━━━ ENTRIES PROVIDED ━━━
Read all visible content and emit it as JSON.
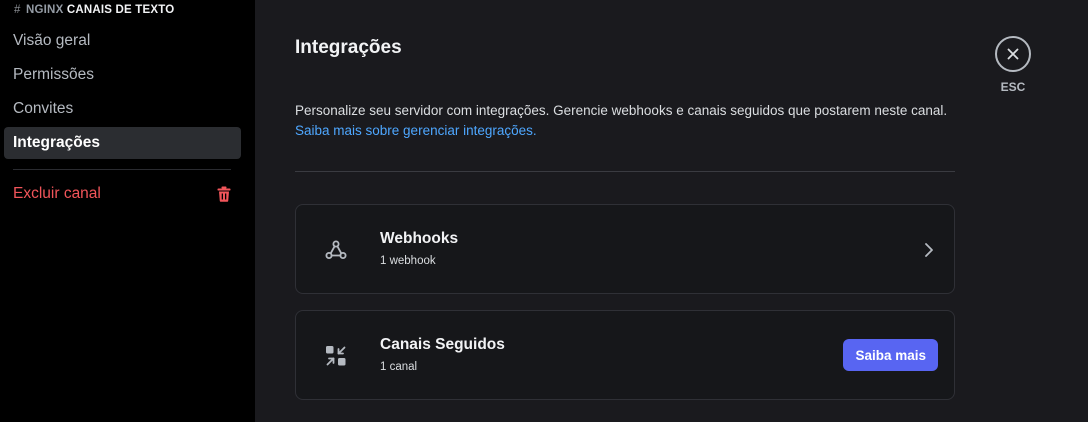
{
  "sidebar": {
    "header": {
      "hash": "#",
      "server": "NGINX",
      "category": "CANAIS DE TEXTO"
    },
    "items": [
      {
        "label": "Visão geral"
      },
      {
        "label": "Permissões"
      },
      {
        "label": "Convites"
      },
      {
        "label": "Integrações"
      }
    ],
    "delete_label": "Excluir canal"
  },
  "main": {
    "title": "Integrações",
    "description": "Personalize seu servidor com integrações. Gerencie webhooks e canais seguidos que postarem neste canal.",
    "learn_link": "Saiba mais sobre gerenciar integrações.",
    "cards": [
      {
        "title": "Webhooks",
        "subtitle": "1 webhook",
        "icon": "webhook-icon"
      },
      {
        "title": "Canais Seguidos",
        "subtitle": "1 canal",
        "icon": "followed-channels-icon",
        "button": "Saiba mais"
      }
    ],
    "close_label": "ESC"
  },
  "colors": {
    "accent": "#5865f2",
    "danger": "#f2555a",
    "link": "#4ea7ff"
  }
}
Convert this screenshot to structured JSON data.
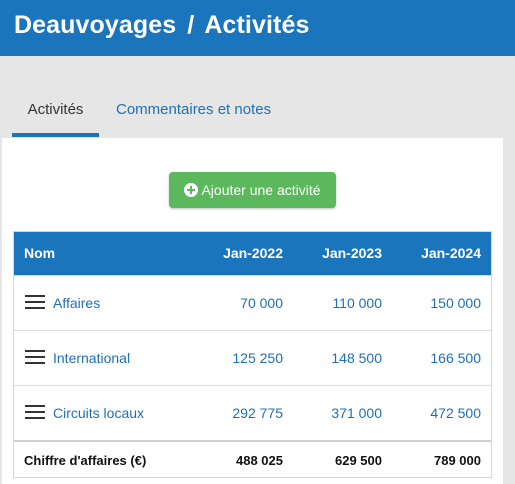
{
  "header": {
    "site": "Deauvoyages",
    "separator": "/",
    "page": "Activités"
  },
  "tabs": [
    {
      "label": "Activités",
      "active": true
    },
    {
      "label": "Commentaires et notes",
      "active": false
    }
  ],
  "add_button": {
    "label": "Ajouter une activité",
    "icon": "plus-circle-icon"
  },
  "table": {
    "columns": [
      "Nom",
      "Jan-2022",
      "Jan-2023",
      "Jan-2024"
    ],
    "rows": [
      {
        "name": "Affaires",
        "values": [
          "70 000",
          "110 000",
          "150 000"
        ]
      },
      {
        "name": "International",
        "values": [
          "125 250",
          "148 500",
          "166 500"
        ]
      },
      {
        "name": "Circuits locaux",
        "values": [
          "292 775",
          "371 000",
          "472 500"
        ]
      }
    ],
    "total": {
      "label": "Chiffre d'affaires (€)",
      "values": [
        "488 025",
        "629 500",
        "789 000"
      ]
    }
  },
  "colors": {
    "header_bg": "#1a75bd",
    "link": "#1f6fb6",
    "button_bg": "#5cb85c",
    "page_bg": "#e6e6e6"
  }
}
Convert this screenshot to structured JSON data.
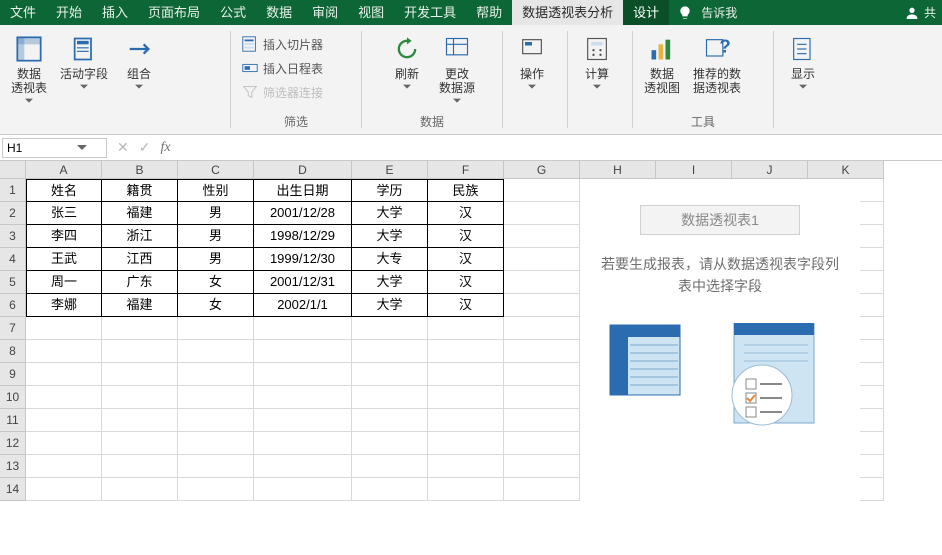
{
  "tabs": [
    "文件",
    "开始",
    "插入",
    "页面布局",
    "公式",
    "数据",
    "审阅",
    "视图",
    "开发工具",
    "帮助",
    "数据透视表分析",
    "设计"
  ],
  "tabs_active_index": 10,
  "tellme": "告诉我",
  "share": "共",
  "ribbon": {
    "g1": {
      "pivot": "数据\n透视表",
      "active": "活动字段",
      "group": "组合"
    },
    "filter": {
      "slicer": "插入切片器",
      "timeline": "插入日程表",
      "connect": "筛选器连接",
      "title": "筛选"
    },
    "data": {
      "refresh": "刷新",
      "change": "更改\n数据源",
      "title": "数据"
    },
    "actions": {
      "btn": "操作"
    },
    "calc": {
      "btn": "计算"
    },
    "tools": {
      "chart": "数据\n透视图",
      "recommend": "推荐的数\n据透视表",
      "title": "工具"
    },
    "show": {
      "btn": "显示"
    }
  },
  "namebox": "H1",
  "columns": [
    "A",
    "B",
    "C",
    "D",
    "E",
    "F",
    "G",
    "H",
    "I",
    "J",
    "K"
  ],
  "row_numbers": [
    "1",
    "2",
    "3",
    "4",
    "5",
    "6",
    "7",
    "8",
    "9",
    "10",
    "11",
    "12",
    "13",
    "14"
  ],
  "table": {
    "headers": [
      "姓名",
      "籍贯",
      "性别",
      "出生日期",
      "学历",
      "民族"
    ],
    "rows": [
      [
        "张三",
        "福建",
        "男",
        "2001/12/28",
        "大学",
        "汉"
      ],
      [
        "李四",
        "浙江",
        "男",
        "1998/12/29",
        "大学",
        "汉"
      ],
      [
        "王武",
        "江西",
        "男",
        "1999/12/30",
        "大专",
        "汉"
      ],
      [
        "周一",
        "广东",
        "女",
        "2001/12/31",
        "大学",
        "汉"
      ],
      [
        "李娜",
        "福建",
        "女",
        "2002/1/1",
        "大学",
        "汉"
      ]
    ]
  },
  "pivot_placeholder": {
    "title": "数据透视表1",
    "message": "若要生成报表，请从数据透视表字段列表中选择字段"
  }
}
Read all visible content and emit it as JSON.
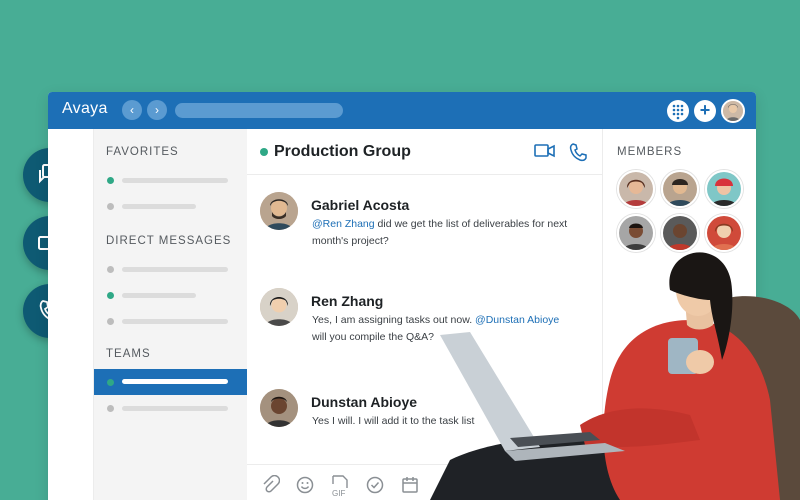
{
  "app": {
    "name": "Avaya",
    "nav_back_icon": "chevron-left-icon",
    "nav_forward_icon": "chevron-right-icon",
    "dialpad_icon": "dialpad-icon",
    "add_icon": "plus-icon"
  },
  "sidebar": {
    "favorites_label": "FAVORITES",
    "direct_messages_label": "DIRECT MESSAGES",
    "teams_label": "TEAMS"
  },
  "chat": {
    "title": "Production Group",
    "header_icons": [
      "video-icon",
      "phone-icon"
    ],
    "messages": [
      {
        "name": "Gabriel Acosta",
        "mention": "@Ren Zhang",
        "text": " did we get the list of deliverables for next month's project?"
      },
      {
        "name": "Ren Zhang",
        "text_before": "Yes, I am assigning tasks out now. ",
        "mention": "@Dunstan Abioye",
        "text_after": " will you compile the Q&A?"
      },
      {
        "name": "Dunstan Abioye",
        "text": "Yes I will. I will add it to the task list"
      }
    ],
    "composer_icons": [
      "attach-icon",
      "emoji-icon",
      "gif-icon",
      "check-icon",
      "calendar-icon"
    ]
  },
  "members": {
    "label": "MEMBERS"
  },
  "fabs": [
    "chat-icon",
    "video-icon",
    "phone-icon"
  ],
  "colors": {
    "background": "#48ad95",
    "titlebar": "#1d6fb6",
    "fab": "#0e5a73",
    "presence": "#2fa886"
  }
}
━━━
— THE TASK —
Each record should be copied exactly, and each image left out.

— TASK ANSWER —
Read all visible content and emit it as JSON.
{
  "sidebar": {
    "header": {
      "hash": "#",
      "server": "NGINX",
      "category": "CANAIS DE TEXTO"
    },
    "items": [
      {
        "label": "Visão geral"
      },
      {
        "label": "Permissões"
      },
      {
        "label": "Convites"
      },
      {
        "label": "Integrações"
      }
    ],
    "delete_label": "Excluir canal"
  },
  "main": {
    "title": "Integrações",
    "description": "Personalize seu servidor com integrações. Gerencie webhooks e canais seguidos que postarem neste canal.",
    "learn_link": "Saiba mais sobre gerenciar integrações.",
    "cards": [
      {
        "title": "Webhooks",
        "subtitle": "1 webhook",
        "icon": "webhook-icon"
      },
      {
        "title": "Canais Seguidos",
        "subtitle": "1 canal",
        "icon": "followed-channels-icon",
        "button": "Saiba mais"
      }
    ],
    "close_label": "ESC"
  },
  "colors": {
    "accent": "#5865f2",
    "danger": "#f2555a",
    "link": "#4ea7ff"
  }
}
Convert this screenshot to structured JSON data.
{
  "header": {
    "site": "Deauvoyages",
    "separator": "/",
    "page": "Activités"
  },
  "tabs": [
    {
      "label": "Activités",
      "active": true
    },
    {
      "label": "Commentaires et notes",
      "active": false
    }
  ],
  "add_button": {
    "label": "Ajouter une activité",
    "icon": "plus-circle-icon"
  },
  "table": {
    "columns": [
      "Nom",
      "Jan-2022",
      "Jan-2023",
      "Jan-2024"
    ],
    "rows": [
      {
        "name": "Affaires",
        "values": [
          "70 000",
          "110 000",
          "150 000"
        ]
      },
      {
        "name": "International",
        "values": [
          "125 250",
          "148 500",
          "166 500"
        ]
      },
      {
        "name": "Circuits locaux",
        "values": [
          "292 775",
          "371 000",
          "472 500"
        ]
      }
    ],
    "total": {
      "label": "Chiffre d'affaires (€)",
      "values": [
        "488 025",
        "629 500",
        "789 000"
      ]
    }
  },
  "colors": {
    "header_bg": "#1a75bd",
    "link": "#1f6fb6",
    "button_bg": "#5cb85c",
    "page_bg": "#e6e6e6"
  }
}
Convert this screenshot to structured JSON data.
{
  "tabs": [
    "文件",
    "开始",
    "插入",
    "页面布局",
    "公式",
    "数据",
    "审阅",
    "视图",
    "开发工具",
    "帮助",
    "数据透视表分析",
    "设计"
  ],
  "tabs_active_index": 10,
  "tellme": "告诉我",
  "share": "共",
  "ribbon": {
    "g1": {
      "pivot": "数据\n透视表",
      "active": "活动字段",
      "group": "组合"
    },
    "filter": {
      "slicer": "插入切片器",
      "timeline": "插入日程表",
      "connect": "筛选器连接",
      "title": "筛选"
    },
    "data": {
      "refresh": "刷新",
      "change": "更改\n数据源",
      "title": "数据"
    },
    "actions": {
      "btn": "操作"
    },
    "calc": {
      "btn": "计算"
    },
    "tools": {
      "chart": "数据\n透视图",
      "recommend": "推荐的数\n据透视表",
      "title": "工具"
    },
    "show": {
      "btn": "显示"
    }
  },
  "namebox": "H1",
  "columns": [
    "A",
    "B",
    "C",
    "D",
    "E",
    "F",
    "G",
    "H",
    "I",
    "J",
    "K"
  ],
  "row_numbers": [
    "1",
    "2",
    "3",
    "4",
    "5",
    "6",
    "7",
    "8",
    "9",
    "10",
    "11",
    "12",
    "13",
    "14"
  ],
  "table": {
    "headers": [
      "姓名",
      "籍贯",
      "性别",
      "出生日期",
      "学历",
      "民族"
    ],
    "rows": [
      [
        "张三",
        "福建",
        "男",
        "2001/12/28",
        "大学",
        "汉"
      ],
      [
        "李四",
        "浙江",
        "男",
        "1998/12/29",
        "大学",
        "汉"
      ],
      [
        "王武",
        "江西",
        "男",
        "1999/12/30",
        "大专",
        "汉"
      ],
      [
        "周一",
        "广东",
        "女",
        "2001/12/31",
        "大学",
        "汉"
      ],
      [
        "李娜",
        "福建",
        "女",
        "2002/1/1",
        "大学",
        "汉"
      ]
    ]
  },
  "pivot_placeholder": {
    "title": "数据透视表1",
    "message": "若要生成报表，请从数据透视表字段列表中选择字段"
  }
}
Read all visible content and emit it as JSON.
{
  "app": {
    "name": "Avaya",
    "nav_back_icon": "chevron-left-icon",
    "nav_forward_icon": "chevron-right-icon",
    "dialpad_icon": "dialpad-icon",
    "add_icon": "plus-icon"
  },
  "sidebar": {
    "favorites_label": "FAVORITES",
    "direct_messages_label": "DIRECT MESSAGES",
    "teams_label": "TEAMS"
  },
  "chat": {
    "title": "Production Group",
    "header_icons": [
      "video-icon",
      "phone-icon"
    ],
    "messages": [
      {
        "name": "Gabriel Acosta",
        "mention": "@Ren Zhang",
        "text": " did we get the list of deliverables for next month's project?"
      },
      {
        "name": "Ren Zhang",
        "text_before": "Yes, I am assigning tasks out now. ",
        "mention": "@Dunstan Abioye",
        "text_after": " will you compile the Q&A?"
      },
      {
        "name": "Dunstan Abioye",
        "text": "Yes I will. I will add it to the task list"
      }
    ],
    "composer_icons": [
      "attach-icon",
      "emoji-icon",
      "gif-icon",
      "check-icon",
      "calendar-icon"
    ]
  },
  "members": {
    "label": "MEMBERS"
  },
  "fabs": [
    "chat-icon",
    "video-icon",
    "phone-icon"
  ],
  "colors": {
    "background": "#48ad95",
    "titlebar": "#1d6fb6",
    "fab": "#0e5a73",
    "presence": "#2fa886"
  }
}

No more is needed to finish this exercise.